Strategic offense-takers and their threat to Singapore

In multi-religious, multiracial Singapore, many Singaporeans will not hesitate to stand up on behalf of countrymen at the receiving end of racist jokes, insults and discrimination. From young, Singaporeans have been taught the importance of respecting different religions and cultural practices. Where public education is insufficient, the government has an array of legal tools to tackle instigators of religious and racial conflict.

So far, so good. The Singapore society is stable and prosperous. The various religious and racial communities live in harmony. But beyond Singapore’s shores, a new phenomenon is taking place in many democratic societies that will threaten the city-state’s secularism and tolerance: hate spin. In India, Indonesia and the United States, this new phenomenon has exploited democratic freedoms to silence critics and spread intolerance.

Dr Cherian George coined the term “hate spin” in his latest book: Hate Spin: The Manufacture of Religious Offense and its Threat to Democracy. The Singapore-born and Hong Kong-based academic defined hate spin as a technique of contentious politics that involves the strategic use of offense-giving and offense-taking. Hate spin exploits democratic freedoms by harnessing group identities as a resource to attack and silence others.

Photo: Dr Cherian George (right) speaking in Singapore on Jan 17, 2017, at the invitation of the Singapore Institute of International Affairs. Associate Professor Simon Tay (left), moderated the dialogue. Photo credit: Mohamed Imran Mohamed Taib’s blog.

In his book, Cherian devotes much effort to explaining how hate spin differs from hate speech. Hate speech, already quite a well-known problem in many diverse societies, spreads extremely negative ideas about a group and usually targets vulnerable minorities along the lines of race, religion and sexual orientation. In contrast, hate spin deliberately manufactures indignation while masking itself in victimhood.

(Click here to read our post-event discussion about hate spin to Singapore’s context)

What are the key features of hate spin? Cherian suggests some tell-tale signs:

  1. Sustained and sensational angry reactions towards perceived provocations.
  2. Inconsistency of offense-taking, such as time lags between the appearance of an offending work and the first outbreak of outrage against it.
  3. Spin doctors and ‘institutionalized riot systems’ which manufactures the indignation to mobilise followers for a political goal.

Why do people engage in hate spin? One possible reason is that political leaders, struggling to maintain economic growth, utilise hate spin and a versatile tool to boost support. Unlike economic reality which is hard to bend, religious offendedness can be manufactured out of thin air. Hate spins usually have a strategic intent, an aim to gain mileage from the process of offense-taking, regardless of whether the protest’s short-term goal succeeds.

Photo: Hate Spin is available for sale at bookstores around Singapore.  The Humanist Society (Singapore) strongly recommends the book.

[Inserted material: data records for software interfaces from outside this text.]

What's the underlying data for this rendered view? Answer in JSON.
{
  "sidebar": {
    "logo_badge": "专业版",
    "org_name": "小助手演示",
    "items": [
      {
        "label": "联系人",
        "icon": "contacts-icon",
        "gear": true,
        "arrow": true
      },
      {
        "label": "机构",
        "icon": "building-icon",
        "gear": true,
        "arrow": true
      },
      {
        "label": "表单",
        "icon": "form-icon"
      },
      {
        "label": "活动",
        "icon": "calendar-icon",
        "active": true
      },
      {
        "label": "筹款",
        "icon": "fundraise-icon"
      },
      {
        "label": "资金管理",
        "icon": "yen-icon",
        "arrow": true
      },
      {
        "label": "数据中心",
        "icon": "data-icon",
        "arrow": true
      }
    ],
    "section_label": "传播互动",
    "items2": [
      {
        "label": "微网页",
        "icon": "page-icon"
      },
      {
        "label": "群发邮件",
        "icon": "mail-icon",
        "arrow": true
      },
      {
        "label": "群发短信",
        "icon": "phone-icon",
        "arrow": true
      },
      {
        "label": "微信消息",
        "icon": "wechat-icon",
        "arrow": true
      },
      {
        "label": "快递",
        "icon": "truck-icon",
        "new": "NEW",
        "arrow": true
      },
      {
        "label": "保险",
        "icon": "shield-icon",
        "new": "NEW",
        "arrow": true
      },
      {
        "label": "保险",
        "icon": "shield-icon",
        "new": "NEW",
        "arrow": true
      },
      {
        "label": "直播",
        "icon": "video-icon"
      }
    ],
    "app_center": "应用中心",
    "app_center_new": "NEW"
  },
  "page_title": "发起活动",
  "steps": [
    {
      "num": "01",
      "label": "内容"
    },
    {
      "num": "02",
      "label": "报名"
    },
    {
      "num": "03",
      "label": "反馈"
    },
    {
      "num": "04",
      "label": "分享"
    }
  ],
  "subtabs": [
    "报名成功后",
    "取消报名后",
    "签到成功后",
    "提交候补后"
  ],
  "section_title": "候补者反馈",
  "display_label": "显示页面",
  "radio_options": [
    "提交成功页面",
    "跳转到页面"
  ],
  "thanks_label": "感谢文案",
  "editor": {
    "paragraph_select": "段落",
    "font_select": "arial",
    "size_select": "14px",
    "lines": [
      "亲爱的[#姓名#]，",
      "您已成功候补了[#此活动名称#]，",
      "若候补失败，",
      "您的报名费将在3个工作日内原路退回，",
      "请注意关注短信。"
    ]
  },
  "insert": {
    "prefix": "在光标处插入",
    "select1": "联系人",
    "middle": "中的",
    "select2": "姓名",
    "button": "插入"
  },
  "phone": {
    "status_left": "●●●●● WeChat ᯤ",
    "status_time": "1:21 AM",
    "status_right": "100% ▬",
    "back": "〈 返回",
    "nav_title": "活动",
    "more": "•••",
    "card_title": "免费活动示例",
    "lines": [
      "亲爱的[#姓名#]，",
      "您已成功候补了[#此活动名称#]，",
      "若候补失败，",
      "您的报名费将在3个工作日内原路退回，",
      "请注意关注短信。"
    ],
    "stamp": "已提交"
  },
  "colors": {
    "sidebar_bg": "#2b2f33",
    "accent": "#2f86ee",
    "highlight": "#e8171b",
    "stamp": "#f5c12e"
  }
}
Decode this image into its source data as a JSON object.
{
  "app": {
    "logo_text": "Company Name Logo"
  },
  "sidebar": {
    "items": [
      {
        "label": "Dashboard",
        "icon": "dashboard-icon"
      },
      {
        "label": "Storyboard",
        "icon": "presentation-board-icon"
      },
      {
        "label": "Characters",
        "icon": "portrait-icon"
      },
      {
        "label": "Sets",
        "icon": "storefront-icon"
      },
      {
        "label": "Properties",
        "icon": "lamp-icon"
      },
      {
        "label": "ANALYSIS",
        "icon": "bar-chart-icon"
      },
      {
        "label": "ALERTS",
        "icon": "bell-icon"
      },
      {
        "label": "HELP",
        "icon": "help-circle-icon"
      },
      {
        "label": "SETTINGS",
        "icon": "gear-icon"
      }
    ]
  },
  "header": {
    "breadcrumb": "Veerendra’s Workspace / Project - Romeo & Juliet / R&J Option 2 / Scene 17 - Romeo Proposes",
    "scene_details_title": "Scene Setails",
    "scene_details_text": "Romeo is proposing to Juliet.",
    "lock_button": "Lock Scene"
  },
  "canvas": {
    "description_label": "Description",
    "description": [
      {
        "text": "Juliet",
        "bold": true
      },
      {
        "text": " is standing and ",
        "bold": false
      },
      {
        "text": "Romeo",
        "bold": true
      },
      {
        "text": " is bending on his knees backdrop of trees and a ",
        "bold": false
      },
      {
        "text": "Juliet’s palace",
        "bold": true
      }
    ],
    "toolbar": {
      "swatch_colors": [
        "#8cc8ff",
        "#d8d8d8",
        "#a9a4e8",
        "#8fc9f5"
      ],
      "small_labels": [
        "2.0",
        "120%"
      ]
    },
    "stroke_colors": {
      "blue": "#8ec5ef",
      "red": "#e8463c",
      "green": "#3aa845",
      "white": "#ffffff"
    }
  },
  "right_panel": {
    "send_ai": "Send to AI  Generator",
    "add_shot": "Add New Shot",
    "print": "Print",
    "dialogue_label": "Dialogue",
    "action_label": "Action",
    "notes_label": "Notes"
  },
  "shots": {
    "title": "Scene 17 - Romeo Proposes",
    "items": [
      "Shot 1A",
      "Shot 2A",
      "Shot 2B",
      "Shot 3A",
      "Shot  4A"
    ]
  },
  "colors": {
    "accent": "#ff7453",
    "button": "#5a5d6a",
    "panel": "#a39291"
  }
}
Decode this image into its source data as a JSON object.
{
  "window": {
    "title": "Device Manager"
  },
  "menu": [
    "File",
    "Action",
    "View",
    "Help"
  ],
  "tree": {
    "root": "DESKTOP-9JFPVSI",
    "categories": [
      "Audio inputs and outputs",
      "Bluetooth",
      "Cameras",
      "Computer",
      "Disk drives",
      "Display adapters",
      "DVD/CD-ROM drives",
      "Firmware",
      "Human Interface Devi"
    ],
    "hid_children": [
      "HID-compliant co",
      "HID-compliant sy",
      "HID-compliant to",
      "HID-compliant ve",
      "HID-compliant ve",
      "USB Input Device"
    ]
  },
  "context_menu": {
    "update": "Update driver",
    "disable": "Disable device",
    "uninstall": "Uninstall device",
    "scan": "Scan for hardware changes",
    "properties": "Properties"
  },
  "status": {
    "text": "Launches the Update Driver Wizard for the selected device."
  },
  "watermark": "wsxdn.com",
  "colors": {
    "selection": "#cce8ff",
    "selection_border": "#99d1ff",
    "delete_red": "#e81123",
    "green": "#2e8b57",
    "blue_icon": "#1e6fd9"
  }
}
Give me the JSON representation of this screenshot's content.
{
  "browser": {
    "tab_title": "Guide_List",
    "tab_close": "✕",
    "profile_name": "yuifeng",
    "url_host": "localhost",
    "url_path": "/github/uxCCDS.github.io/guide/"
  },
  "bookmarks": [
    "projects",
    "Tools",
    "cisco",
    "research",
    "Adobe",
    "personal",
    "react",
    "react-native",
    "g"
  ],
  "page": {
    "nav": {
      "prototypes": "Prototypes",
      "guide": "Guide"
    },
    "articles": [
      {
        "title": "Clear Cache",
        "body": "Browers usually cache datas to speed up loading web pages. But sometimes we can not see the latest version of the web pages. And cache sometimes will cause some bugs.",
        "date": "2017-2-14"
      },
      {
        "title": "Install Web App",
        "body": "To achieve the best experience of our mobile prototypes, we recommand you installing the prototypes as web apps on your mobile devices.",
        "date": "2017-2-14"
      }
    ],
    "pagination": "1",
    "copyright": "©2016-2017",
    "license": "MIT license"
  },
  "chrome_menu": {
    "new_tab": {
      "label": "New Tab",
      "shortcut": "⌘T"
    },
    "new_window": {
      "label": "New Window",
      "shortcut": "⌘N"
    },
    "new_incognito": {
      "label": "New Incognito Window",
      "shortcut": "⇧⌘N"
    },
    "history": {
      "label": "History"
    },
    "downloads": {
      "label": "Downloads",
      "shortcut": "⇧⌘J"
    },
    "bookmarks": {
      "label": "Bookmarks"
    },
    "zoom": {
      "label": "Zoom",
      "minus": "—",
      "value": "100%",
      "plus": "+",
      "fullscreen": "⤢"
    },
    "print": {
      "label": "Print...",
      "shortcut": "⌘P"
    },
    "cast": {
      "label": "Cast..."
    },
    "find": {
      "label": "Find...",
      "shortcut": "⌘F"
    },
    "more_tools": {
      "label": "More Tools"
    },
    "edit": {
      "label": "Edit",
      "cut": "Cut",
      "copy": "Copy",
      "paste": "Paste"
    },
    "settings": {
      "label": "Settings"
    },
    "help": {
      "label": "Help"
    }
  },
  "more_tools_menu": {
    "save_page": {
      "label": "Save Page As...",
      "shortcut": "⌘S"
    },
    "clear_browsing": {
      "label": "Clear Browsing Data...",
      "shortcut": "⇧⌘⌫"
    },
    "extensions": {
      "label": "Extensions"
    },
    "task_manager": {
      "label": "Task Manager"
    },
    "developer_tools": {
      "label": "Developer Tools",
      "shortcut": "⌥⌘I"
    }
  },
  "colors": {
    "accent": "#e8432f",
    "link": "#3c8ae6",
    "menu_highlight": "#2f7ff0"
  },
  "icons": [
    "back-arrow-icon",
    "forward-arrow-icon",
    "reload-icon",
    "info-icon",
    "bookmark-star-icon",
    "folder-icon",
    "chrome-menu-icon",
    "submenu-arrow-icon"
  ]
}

In his book: Cherian lists some examples of hate spin:

• The Satanic Verses was written by Salman Rushdie and published in 1988. Tensions surrounding the book was escalated by Iranian supreme leader Ayatollah Khomeini into a global clash of values. He issued an edict ordering the death of Rushdie and his editors. Khomeini was seeking to revive internal support for the Islamic Republic after a devastating eight-year war with Iraq.

• A sculpture, “Three Beauties” by Balinese artist Nyoman Nuarta, depicted 3 women in traditional Sundanese dress. For 3 years, it graced the front of an upmarket residential complex in Indonesia. In early 2010, Islamists argued that the sculpture is a Christian provocation. This led to mass demonstrations and a petition to remove the sculpture.

• A mosque was going to be built at Lower Manhattan near the ground zero of the Sept 11 attacks. However, anti-Muslim spin agents had spread extreme allegations against the mosque, leading to protests against it. This took place even though there was already another mosque at Warren Street, near the site of the new mosque, for a long time.

Towards the end of his book, Dr Cherian George called for “assertive pluralism” to protect 1) liberty, including the freedom to share provocative ideas, and 2) equality, including the capacity to take part in public life unhindered by unfair discrimination or intimidation. Both are key pillars in democratic and free societies. Under assertive pluralism:

  1. Leaders of democracies defend to death their citizens’ right to speak and proclaim their vigorous disagreement with speech that promotes intolerance.
  2. A legal framework and system is made compatible with the reality of diversity where blood and belonging cannot outrank law.
  3. A constitutional order compatible with modern human rights, protecting the fundamental civil and political rights of every individual.
  4. Courageous and charismatic leaders prying open people’s minds to the possibility of unity in diversity, accompanied by constant renewal and institutionalization.